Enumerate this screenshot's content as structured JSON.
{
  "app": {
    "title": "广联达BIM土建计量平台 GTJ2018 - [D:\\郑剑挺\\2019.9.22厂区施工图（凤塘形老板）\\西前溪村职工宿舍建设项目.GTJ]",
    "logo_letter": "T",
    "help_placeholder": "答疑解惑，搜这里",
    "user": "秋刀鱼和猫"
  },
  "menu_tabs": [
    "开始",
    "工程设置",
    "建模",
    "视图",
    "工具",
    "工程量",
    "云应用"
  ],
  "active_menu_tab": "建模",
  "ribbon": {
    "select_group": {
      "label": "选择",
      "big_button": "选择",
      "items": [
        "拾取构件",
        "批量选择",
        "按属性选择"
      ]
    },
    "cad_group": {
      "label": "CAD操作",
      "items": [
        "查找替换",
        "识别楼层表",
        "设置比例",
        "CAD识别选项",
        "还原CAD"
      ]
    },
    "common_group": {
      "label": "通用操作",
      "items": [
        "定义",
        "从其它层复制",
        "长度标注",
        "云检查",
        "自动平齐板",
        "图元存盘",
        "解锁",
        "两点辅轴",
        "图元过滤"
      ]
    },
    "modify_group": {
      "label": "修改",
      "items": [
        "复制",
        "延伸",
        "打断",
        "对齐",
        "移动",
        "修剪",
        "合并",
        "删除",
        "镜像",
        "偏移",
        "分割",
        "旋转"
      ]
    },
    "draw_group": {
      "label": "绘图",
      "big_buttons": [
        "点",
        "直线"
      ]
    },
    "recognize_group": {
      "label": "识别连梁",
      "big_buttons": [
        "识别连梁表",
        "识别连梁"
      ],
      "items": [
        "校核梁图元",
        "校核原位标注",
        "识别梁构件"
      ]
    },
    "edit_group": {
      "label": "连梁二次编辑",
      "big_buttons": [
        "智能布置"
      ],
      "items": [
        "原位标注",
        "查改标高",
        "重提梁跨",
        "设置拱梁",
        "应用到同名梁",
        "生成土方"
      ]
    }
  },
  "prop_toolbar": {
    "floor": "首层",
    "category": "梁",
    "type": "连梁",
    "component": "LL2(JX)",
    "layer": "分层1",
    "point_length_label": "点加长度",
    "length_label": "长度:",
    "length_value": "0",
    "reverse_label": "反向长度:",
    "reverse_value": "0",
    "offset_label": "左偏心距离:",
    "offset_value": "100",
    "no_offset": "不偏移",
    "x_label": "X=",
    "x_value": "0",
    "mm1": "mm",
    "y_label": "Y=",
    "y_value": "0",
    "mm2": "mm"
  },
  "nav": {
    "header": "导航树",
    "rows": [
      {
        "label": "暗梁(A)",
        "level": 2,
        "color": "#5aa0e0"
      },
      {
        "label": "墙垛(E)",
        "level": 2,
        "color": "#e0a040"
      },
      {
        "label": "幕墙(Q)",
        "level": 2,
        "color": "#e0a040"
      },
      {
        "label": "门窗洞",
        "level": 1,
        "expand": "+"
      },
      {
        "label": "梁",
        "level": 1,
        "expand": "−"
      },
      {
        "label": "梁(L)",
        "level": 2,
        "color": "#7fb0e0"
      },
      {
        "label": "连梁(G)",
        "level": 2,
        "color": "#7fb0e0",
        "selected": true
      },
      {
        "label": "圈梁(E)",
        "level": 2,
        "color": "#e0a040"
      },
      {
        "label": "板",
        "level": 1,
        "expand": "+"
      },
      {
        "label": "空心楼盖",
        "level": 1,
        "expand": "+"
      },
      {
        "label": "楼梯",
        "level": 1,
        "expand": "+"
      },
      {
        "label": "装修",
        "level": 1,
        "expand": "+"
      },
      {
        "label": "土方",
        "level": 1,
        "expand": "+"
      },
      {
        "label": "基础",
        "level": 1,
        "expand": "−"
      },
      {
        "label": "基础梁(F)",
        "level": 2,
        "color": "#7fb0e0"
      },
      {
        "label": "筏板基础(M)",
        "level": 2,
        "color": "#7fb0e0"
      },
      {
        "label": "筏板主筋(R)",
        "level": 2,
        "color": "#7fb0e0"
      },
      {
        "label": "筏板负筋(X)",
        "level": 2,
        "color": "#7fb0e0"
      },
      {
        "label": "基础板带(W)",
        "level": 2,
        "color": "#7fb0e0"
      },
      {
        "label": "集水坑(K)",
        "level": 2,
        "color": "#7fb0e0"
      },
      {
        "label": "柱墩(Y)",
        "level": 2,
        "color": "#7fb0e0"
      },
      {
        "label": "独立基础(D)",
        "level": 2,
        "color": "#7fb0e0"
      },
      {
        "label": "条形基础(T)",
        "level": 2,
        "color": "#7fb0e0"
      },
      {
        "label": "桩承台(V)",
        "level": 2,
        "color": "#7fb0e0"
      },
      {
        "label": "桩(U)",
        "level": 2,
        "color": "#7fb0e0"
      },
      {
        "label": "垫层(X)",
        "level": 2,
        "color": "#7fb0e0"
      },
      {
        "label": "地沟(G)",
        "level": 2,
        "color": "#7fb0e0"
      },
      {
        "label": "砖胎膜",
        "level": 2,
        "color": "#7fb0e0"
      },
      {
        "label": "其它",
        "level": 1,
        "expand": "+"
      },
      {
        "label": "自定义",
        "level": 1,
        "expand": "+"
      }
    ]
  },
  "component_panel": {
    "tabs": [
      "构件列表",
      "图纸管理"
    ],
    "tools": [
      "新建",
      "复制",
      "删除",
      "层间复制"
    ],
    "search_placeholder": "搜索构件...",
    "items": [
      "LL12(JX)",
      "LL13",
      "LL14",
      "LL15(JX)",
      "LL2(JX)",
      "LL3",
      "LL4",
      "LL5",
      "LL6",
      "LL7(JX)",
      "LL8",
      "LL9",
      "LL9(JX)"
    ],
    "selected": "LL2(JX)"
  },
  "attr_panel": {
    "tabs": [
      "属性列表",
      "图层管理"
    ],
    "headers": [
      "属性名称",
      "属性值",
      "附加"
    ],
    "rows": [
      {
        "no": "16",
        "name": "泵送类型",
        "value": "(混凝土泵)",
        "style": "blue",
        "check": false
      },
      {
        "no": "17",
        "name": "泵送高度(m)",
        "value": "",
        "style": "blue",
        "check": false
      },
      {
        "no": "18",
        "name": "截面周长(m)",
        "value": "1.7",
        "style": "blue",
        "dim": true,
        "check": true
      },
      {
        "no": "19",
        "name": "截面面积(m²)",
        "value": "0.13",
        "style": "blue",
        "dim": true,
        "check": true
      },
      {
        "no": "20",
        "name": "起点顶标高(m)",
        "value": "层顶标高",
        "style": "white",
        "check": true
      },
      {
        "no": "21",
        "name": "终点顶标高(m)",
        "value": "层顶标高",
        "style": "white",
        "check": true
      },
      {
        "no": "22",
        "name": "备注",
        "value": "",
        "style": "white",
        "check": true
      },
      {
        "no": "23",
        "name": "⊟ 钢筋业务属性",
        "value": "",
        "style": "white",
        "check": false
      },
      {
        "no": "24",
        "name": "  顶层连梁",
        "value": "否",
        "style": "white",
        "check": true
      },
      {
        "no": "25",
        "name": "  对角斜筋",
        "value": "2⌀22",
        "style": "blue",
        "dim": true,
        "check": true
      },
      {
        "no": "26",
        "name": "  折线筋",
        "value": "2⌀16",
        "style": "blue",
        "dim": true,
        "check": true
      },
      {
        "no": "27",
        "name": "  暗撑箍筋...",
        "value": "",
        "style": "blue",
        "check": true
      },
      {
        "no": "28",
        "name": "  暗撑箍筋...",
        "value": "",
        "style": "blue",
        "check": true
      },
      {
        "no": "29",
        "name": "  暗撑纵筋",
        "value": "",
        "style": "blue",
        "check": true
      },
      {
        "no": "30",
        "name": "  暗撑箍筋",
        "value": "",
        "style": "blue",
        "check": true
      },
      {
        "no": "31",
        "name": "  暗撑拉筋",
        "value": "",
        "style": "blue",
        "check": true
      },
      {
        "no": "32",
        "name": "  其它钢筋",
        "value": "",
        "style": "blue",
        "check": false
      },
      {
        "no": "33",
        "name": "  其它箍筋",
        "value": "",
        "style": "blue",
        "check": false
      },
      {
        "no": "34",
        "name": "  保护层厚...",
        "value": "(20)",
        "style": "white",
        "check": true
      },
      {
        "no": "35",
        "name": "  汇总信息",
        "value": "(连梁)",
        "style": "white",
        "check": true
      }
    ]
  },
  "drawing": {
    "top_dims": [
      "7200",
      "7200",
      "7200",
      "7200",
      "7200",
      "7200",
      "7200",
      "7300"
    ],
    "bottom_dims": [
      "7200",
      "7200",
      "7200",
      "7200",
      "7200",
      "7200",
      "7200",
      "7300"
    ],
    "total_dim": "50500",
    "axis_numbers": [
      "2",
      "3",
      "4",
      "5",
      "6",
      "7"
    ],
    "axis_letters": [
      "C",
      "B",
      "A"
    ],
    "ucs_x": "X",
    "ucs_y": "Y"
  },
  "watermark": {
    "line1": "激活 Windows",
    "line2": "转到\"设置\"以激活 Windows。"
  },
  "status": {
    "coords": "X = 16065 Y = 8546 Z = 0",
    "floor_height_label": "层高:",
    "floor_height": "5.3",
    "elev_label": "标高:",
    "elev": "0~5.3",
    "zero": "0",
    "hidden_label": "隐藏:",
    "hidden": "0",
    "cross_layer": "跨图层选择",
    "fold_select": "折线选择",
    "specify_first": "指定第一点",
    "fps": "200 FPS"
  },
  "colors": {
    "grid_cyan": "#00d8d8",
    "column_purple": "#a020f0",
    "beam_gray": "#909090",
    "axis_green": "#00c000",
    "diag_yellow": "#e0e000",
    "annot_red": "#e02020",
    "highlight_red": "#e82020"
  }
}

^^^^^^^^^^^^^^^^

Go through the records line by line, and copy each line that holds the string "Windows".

    "line1": "激活 Windows",
    "line2": "转到\"设置\"以激活 Windows。"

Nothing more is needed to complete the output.